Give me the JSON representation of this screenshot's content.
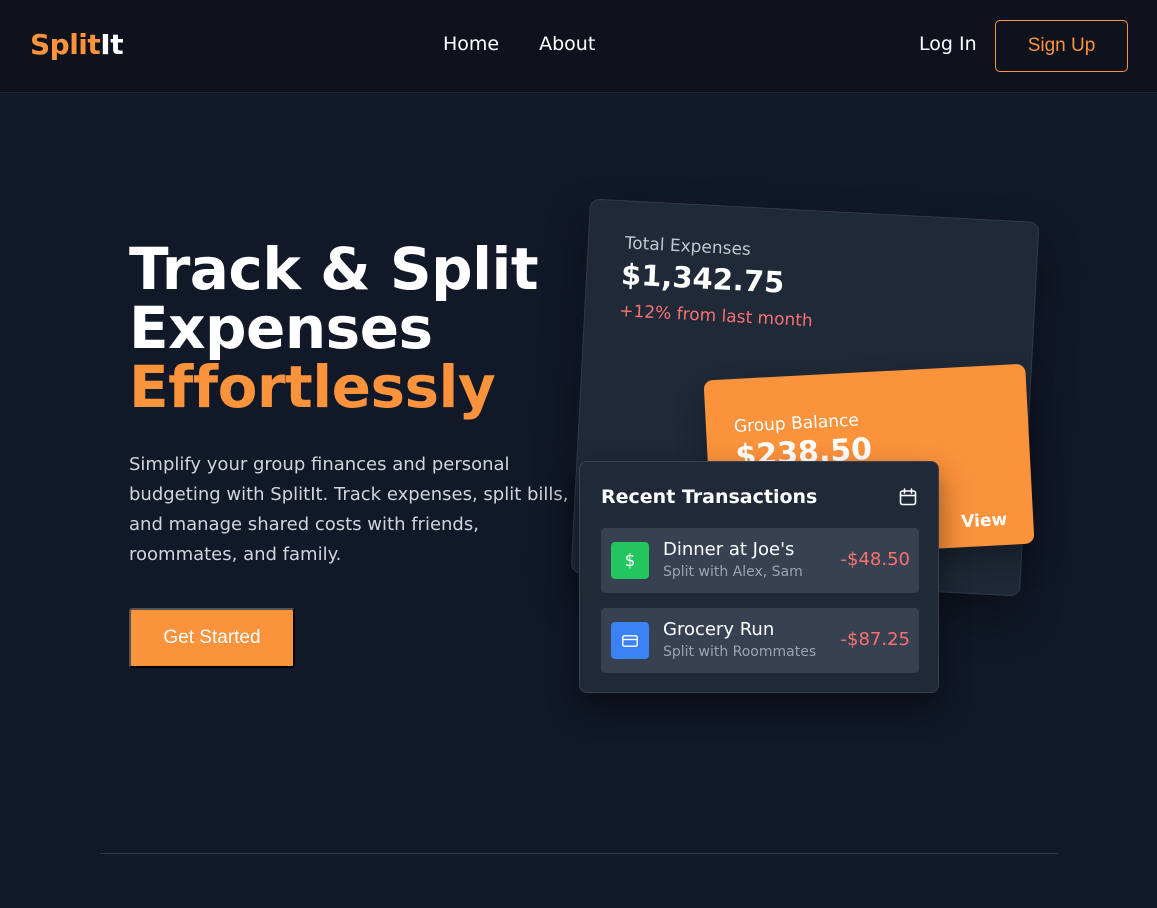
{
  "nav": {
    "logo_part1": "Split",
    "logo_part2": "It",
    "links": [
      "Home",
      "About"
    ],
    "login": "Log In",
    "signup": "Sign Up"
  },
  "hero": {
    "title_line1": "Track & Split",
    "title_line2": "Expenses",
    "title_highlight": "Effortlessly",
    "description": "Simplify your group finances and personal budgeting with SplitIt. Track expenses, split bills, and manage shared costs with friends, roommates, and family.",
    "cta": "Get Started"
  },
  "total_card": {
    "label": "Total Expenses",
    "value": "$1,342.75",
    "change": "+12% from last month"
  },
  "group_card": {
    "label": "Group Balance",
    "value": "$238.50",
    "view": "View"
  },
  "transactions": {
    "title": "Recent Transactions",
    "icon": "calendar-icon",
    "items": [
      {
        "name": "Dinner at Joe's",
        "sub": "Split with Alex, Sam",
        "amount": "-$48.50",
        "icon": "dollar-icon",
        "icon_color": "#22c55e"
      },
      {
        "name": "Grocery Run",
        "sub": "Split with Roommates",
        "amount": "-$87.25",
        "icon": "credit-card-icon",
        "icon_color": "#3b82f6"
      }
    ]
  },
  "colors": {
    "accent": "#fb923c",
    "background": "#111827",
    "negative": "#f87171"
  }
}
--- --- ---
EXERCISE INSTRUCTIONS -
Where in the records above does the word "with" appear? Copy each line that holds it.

RESPONSE TO THIS EXERCISE -
    "description": "Simplify your group finances and personal budgeting with SplitIt. Track expenses, split bills, and manage shared costs with friends, roommates, and family.",
        "sub": "Split with Alex, Sam",
        "sub": "Split with Roommates",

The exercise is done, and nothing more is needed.